Wednesday, October 15, 2008

Thailand and Cambodia Teeter On War

When troubles erupt in Bangkok (protests, coups, etc.) I often jokingly complain that "nothing ever happens in Isaan," Thailand's laid-back Northeast.

Well, I lied.

After months of standoffs and skirmishes at a flashpoint on the Thai-Cambodian border (about three hours' drive from my town), Thai troops moved in closer to a position held by Cambodian soldiers. As a result, the Prime Minister of Cambodia yesterday rattled his saber, and declared there would be full-scale war if Thailand didn't withdraw its troops from the disputed territory. The deadline was noon yesterday. Apparently, the withdrawal didn't happen and fighting broke out today.

The territory involves a pitiful little patch of 1.8 square miles. The disputed area, near an ancient temple ruin, "Khao Phra Vihan" (or "Preah Vihear" in Cambodian) is comprised of what looks like burnt rock and dead scrub brush on a high, dry, exposed ridge. The BBC , calls it "scrub land." Quite fitting. See my photo below (taken about 2 years ago).

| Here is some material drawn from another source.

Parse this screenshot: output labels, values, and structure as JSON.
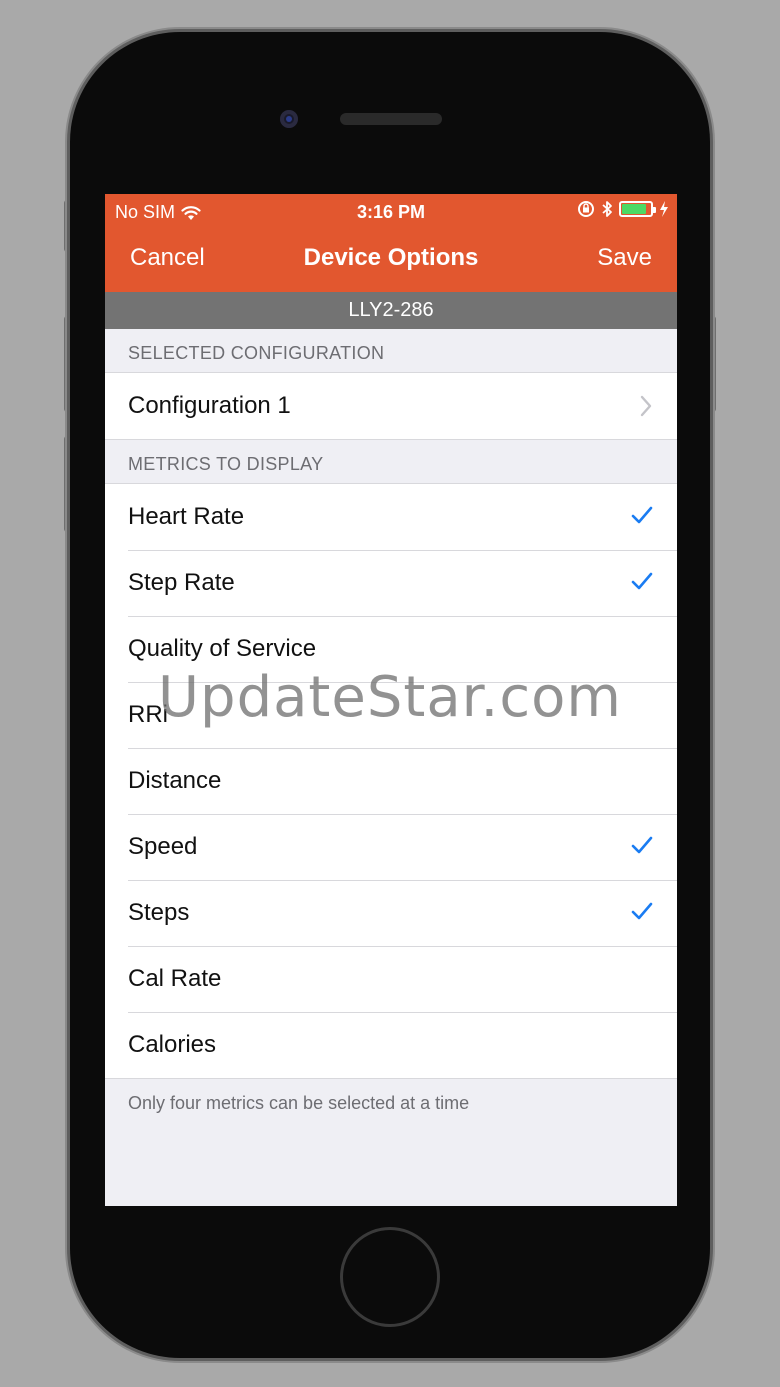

What really is at stake is national pride fueled by a super-heated nationalism on both sides.

Thailand is upset that Cambodia pushed for the temple ruin itself to become a UN World Heritage Site. Indeed, after you walk a mile or so through the miserable scrub land, you come to the edge of an escarpment on which sets a spectatular 1,000 year-old temple ruin. Thailand controled the temple itself until 1962 when the World Court awarded control to Cambodia. However, the exact demarcation lines were left somewhat vague--hence, the ongoing tensions.

Cambodia is hanging onto what they feel is their national pride as well. Until the tensions heated up this year, about 90% of the tourists at Preah Vihear were Thai. One of the first signs that greeted them on the temple grounds was this....

On the sign, "Khmer" is the word Cambodians use when referring to themselves. In fact, the ancient Cambodian empire which built Preah Vihear was called the "Khmer Empire."

So, as usual, seldom is a spat a one-sided affair. It takes two to tango (or tangle, however the proverb goes).

So, I take it back. Sometimes things do happen in Isaan. The last excitement we had in our area was in the 1970's when these jungles were the refuge of many a Communist rebel--some of them fathers and grandfathers of my students! Just a generation or so ago, they were fighting the central Thai government.

So, anyone looking for a laid-back utopian paradise where everyone and every thing is at peace? I thought maybe it was spelled "I-S-A-A-N." I guess it's time to revert back to the original spelling: "H-E-A-V-E-N."

Friday, October 10, 2008

Advice from a Watch Expert....

I bought a cheap "utility" watch in Pratunam (a low-end outdoor market in Bangkok) last month. I proudly put my cheap bargain on my wrist, took two steps and heard "clink." The glass crystal fell to the sidewalk.

My thoughts: "It's Thailand, and no one ever takes anything back, especially a cheap watch. I'm screwed (again)."

My Thai shopping friend and a couple vendors standing around encouraged me to take the two steps backward and return it to the sales lady. I handed her the watch and crystal separately and waited for her response, which was...(with a straight face)...

"This kind of watch doesn't need a crystal."

She wrapped the crystal in a tissue, put it in a bag, and handed it back to me with the now bare-faced watch. My Thai shopping companion gave me that typical look often given to red-faced foreigners that said "Please, don't create a scene."

So now, I change the time by moving the watch hands with my fingers, just like I did on the big grandfather clock at Grandma's house. I try to keep it out of the rain, and I also cover it with my hand when someone sneezes. A month later, it's still running, and I think I'm now making a fashion statement with it. When people ask about it, I tell them I bought a special watch that offers a "tactile experience," and then I feel the bare face and hands like a blind person trying to tell the time.

I give the Thai sales "expert" one point for quick thinking.
Score: One for her. Zero for me.

UPDATE: August 2009. Unbelievably, the watch is still running. I have stumbled onto a new secret to keep watches running in Thailand: fresh air!